At first glance, this type of "front-ending the interface with Natural Language Processing" solution might seem to be an easy and obvious use case.  The success of this type of AI enhancement is going to depend on the quality of the specific training that enables the AI to give good advice and guide the user toward the correct response.


Cohesity has announced its "Turing" suite of AI technologies.  One of the first examples of this is set to hit the market in Q1 of 2024.  This technology will enable customers to search and answer questions about the information in the backup data set to provide customers with the capability to use Generative AI along with natural language processing (NLP) programs from a cloud provider of your choice to gain deeper insights from your secondary data.  

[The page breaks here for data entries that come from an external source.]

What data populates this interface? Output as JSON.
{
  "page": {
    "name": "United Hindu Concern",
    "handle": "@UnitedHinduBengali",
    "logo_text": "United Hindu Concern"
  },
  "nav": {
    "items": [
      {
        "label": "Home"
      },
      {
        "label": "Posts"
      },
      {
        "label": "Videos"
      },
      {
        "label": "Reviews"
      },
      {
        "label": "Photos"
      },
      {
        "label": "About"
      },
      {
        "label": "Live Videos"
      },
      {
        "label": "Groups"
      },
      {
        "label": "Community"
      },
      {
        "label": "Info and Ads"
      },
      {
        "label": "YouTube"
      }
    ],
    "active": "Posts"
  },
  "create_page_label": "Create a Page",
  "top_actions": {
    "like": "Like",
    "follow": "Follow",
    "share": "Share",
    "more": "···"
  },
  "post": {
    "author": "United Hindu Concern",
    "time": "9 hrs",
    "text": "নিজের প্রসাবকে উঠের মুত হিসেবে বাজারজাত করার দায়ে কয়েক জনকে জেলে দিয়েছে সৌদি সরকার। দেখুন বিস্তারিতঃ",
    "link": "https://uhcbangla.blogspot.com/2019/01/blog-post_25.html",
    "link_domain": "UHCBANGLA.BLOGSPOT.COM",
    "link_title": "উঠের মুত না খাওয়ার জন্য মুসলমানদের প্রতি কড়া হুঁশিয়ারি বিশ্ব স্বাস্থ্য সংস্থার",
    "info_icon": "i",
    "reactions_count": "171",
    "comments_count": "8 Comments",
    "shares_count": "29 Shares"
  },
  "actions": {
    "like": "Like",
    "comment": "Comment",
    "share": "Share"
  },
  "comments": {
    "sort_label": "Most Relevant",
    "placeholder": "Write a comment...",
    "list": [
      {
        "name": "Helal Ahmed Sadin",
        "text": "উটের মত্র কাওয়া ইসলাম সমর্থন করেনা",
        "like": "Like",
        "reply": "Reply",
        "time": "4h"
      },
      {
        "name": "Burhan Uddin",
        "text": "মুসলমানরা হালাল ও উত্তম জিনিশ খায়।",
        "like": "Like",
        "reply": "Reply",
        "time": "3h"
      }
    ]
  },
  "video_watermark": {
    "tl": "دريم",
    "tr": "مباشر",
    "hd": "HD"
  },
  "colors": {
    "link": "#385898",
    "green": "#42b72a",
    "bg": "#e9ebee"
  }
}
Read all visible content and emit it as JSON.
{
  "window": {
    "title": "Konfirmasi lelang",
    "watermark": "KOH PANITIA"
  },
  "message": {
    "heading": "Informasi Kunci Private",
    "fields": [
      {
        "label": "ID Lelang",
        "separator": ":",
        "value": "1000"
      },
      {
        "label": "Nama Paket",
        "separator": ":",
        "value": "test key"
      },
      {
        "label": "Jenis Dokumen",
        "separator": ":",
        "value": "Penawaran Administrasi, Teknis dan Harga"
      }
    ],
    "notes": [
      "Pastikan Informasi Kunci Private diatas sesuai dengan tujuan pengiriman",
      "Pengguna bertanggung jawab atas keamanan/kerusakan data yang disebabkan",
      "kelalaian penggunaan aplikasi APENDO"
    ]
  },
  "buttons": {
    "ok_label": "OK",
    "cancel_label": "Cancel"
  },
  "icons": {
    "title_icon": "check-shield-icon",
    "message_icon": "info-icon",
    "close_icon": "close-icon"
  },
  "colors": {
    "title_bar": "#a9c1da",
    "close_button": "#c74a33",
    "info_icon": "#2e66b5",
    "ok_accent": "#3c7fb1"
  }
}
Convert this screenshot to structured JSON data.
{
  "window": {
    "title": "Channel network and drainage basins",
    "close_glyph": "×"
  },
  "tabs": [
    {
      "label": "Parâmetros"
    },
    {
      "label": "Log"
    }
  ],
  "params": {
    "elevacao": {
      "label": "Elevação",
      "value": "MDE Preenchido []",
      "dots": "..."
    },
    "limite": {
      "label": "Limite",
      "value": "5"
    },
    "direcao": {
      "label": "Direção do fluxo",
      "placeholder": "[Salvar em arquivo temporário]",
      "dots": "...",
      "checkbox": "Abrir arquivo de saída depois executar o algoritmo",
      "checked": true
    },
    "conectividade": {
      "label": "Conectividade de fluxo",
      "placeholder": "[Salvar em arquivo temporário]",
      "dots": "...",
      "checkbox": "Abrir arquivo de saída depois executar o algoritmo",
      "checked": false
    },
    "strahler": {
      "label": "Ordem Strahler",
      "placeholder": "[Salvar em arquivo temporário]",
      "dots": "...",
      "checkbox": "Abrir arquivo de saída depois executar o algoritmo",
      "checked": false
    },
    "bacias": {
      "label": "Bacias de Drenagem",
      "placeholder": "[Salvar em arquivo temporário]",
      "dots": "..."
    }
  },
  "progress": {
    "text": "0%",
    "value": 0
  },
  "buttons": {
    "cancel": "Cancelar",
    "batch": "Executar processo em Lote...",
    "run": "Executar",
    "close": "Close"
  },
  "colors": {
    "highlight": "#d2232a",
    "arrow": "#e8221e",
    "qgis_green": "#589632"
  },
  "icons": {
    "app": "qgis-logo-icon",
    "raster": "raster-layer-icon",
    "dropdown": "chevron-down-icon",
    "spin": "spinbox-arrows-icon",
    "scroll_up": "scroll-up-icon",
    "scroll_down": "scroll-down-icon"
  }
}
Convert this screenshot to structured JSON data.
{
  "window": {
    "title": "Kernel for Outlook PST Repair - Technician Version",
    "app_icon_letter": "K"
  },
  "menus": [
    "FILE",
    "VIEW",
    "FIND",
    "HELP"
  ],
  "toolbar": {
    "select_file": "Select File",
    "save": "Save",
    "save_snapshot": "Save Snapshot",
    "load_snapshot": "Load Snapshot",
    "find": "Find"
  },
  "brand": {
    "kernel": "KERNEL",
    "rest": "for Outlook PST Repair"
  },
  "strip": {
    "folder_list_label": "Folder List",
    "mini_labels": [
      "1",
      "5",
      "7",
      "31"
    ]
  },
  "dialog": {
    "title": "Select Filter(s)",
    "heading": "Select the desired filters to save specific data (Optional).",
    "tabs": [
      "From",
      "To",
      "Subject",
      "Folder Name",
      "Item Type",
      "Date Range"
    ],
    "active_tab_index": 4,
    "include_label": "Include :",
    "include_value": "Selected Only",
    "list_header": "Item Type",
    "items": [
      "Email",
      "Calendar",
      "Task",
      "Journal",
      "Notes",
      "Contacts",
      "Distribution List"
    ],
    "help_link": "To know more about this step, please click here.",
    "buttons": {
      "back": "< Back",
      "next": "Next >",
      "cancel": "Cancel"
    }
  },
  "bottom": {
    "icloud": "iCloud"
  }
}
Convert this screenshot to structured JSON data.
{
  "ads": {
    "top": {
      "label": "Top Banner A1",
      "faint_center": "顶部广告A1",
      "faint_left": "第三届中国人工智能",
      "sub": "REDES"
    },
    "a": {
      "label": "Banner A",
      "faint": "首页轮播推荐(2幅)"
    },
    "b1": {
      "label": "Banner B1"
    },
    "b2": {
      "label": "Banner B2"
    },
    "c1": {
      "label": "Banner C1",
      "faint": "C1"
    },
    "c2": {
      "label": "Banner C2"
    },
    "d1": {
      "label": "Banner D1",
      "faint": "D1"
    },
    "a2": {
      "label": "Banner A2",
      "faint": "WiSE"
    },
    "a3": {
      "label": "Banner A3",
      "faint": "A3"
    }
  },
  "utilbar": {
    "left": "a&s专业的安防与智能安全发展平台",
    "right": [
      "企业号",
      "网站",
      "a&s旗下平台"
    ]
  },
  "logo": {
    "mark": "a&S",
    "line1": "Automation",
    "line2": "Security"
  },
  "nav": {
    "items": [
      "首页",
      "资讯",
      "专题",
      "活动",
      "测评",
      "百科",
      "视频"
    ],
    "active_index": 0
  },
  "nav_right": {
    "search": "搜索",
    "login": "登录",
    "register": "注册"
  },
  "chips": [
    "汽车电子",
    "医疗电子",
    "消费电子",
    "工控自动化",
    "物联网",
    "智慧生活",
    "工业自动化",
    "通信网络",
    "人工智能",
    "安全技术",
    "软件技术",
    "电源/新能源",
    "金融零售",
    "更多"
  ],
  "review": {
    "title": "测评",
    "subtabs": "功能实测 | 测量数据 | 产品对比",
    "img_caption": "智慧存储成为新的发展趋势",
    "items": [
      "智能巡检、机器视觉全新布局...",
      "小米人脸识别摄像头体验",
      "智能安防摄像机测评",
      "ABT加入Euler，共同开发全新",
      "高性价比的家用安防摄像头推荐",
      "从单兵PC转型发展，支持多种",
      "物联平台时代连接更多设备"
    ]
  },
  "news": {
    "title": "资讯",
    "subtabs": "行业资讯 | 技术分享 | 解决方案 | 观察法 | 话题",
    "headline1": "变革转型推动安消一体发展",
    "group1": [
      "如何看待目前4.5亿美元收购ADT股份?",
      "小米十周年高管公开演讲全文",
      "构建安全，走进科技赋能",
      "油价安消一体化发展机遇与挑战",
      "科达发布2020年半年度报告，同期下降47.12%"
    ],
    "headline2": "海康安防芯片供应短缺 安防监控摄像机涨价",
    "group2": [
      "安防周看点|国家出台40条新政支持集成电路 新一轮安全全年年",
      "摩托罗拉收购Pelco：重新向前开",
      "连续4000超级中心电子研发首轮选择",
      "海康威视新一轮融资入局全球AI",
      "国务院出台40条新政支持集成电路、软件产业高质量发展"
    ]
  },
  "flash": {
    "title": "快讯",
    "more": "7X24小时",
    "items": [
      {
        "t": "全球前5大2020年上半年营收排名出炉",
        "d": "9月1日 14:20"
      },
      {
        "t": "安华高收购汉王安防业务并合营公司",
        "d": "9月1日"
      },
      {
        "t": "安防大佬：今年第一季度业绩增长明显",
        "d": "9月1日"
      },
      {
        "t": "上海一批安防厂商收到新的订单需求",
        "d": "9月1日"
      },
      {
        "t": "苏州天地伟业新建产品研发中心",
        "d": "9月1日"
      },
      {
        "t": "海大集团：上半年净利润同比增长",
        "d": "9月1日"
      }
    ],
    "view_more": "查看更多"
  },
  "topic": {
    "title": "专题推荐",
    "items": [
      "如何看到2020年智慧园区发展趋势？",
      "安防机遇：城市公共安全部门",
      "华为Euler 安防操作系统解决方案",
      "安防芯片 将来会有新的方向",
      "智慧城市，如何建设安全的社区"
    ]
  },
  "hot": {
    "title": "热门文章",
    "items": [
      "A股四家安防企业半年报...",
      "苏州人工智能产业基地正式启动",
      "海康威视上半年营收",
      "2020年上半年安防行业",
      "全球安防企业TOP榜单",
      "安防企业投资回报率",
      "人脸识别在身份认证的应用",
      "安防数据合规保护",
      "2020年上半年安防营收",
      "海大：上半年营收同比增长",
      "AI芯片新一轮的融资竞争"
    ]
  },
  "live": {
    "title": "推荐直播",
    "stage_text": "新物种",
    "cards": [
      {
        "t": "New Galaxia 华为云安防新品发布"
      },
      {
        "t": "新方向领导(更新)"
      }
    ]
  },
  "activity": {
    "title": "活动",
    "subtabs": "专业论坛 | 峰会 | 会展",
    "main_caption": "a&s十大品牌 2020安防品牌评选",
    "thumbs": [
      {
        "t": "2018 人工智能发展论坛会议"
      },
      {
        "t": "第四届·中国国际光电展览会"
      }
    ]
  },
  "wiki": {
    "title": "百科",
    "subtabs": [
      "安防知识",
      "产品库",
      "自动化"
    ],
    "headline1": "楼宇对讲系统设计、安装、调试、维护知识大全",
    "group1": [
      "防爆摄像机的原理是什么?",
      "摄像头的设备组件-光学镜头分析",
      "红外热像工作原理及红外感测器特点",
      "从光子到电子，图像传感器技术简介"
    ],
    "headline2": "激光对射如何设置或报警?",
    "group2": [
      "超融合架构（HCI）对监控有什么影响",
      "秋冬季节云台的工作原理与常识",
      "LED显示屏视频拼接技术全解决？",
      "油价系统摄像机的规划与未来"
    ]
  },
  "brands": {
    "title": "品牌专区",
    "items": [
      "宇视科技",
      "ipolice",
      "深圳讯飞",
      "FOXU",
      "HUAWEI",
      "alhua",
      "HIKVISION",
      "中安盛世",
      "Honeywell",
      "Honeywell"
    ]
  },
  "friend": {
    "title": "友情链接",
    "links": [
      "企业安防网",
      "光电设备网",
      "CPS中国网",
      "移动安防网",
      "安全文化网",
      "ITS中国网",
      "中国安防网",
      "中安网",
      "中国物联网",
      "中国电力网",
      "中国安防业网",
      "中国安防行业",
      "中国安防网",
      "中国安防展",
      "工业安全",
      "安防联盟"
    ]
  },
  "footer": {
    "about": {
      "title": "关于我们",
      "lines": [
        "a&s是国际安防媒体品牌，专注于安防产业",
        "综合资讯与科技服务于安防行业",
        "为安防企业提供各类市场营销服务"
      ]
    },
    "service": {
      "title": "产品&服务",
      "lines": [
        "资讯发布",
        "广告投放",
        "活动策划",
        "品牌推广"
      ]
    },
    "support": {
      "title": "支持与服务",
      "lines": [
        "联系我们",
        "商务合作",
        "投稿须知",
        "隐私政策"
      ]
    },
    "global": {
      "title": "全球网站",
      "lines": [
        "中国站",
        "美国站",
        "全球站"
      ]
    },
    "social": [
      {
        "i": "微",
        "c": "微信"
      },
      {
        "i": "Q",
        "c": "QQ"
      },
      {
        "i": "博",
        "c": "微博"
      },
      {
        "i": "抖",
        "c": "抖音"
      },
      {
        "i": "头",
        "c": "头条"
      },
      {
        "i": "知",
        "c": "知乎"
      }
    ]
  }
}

Through the mechanisms of data protection, Cohesity customers have created a de facto time series data lake with their secondary data. Paring this with NLP, artificial intelligence/machine learning (AI/ML), and Generative AI  will enable customers to have conversations with that data and use historical context to develop a deeper understanding of what's going on. This will allow customers to re-leverage their own data to drive operational efficiencies by reducing time to action, accomplishing tasks faster, and getting more information from their systems to drive innovation.

Customers will leverage Cohesity's Turing platform to render backup data into a format that enables Generative AI and natural language processing to contextualize the data ('vectorization' of the data).  This vectorized data then becomes an external data source for a Large Language Model AI (such as ChatGPT) to access using a technique called 'Retrieval Augmented Generation' or RAG.  The AI can answer natural language questions about the backup data – including links back to the source data.

This utilization of backup data to drive insights back to the business is going to be compute intensive and, while it remains to be seen if it will be practical outside of a hyper-scalar environment, could be a game changing implementation of Generative AI technology.  More information can be found here.  


The current wave of Generative AI models is going to cause massive disruption across the information technology landscape. Data protection is no exception to this trend and the ability of Data protection solutions to integrate  AI as a defense against cyber attacks, facilitate recovery and provide insight and analytics back to the business are being developed and deployed today.

Organizations looking for a partner who understands the landscape and has been working in the AI space for over a decade should partner with WWT.

WWT has committed to investing over $500 million in the next three years to drive the adoption of AI solutions at a global enterprise scale.

AI Proving Ground Lab Environment:

  • WWT's Advanced Technology Center (ATC), built over the past 15 years, will be expanded.
  • The ATC now includes a lab environment named The AI Proving Ground where organizations can try, test, and validate AI applications specific to their business needs.
  • This initiative aims to help IT leaders assess and implement AI solutions more effectively.

Composable AI labs:

  • WWT will launch a series of composable AI labs throughout early 2024.
  • These labs allow companies to experiment, test, and develop custom AI solutions before committing resources.
  • Housed within the ATC, these labs leverage cutting-edge equipment from leading hardware and software providers.

Generative AI focus:

  • Demand for generative AI is growing, with more than half of organizations experimenting with this technology.
  • WWT's investments in the ATC and data expertise are crucial for helping clients achieve better business outcomes.
  • The goal is to harness AI's transformative potential while addressing the complexities of the evolving landscape.
  • WWT's commitment to AI infrastructure, technology and expertise empowers organizations to embrace AI effectively and drive meaningful business impact.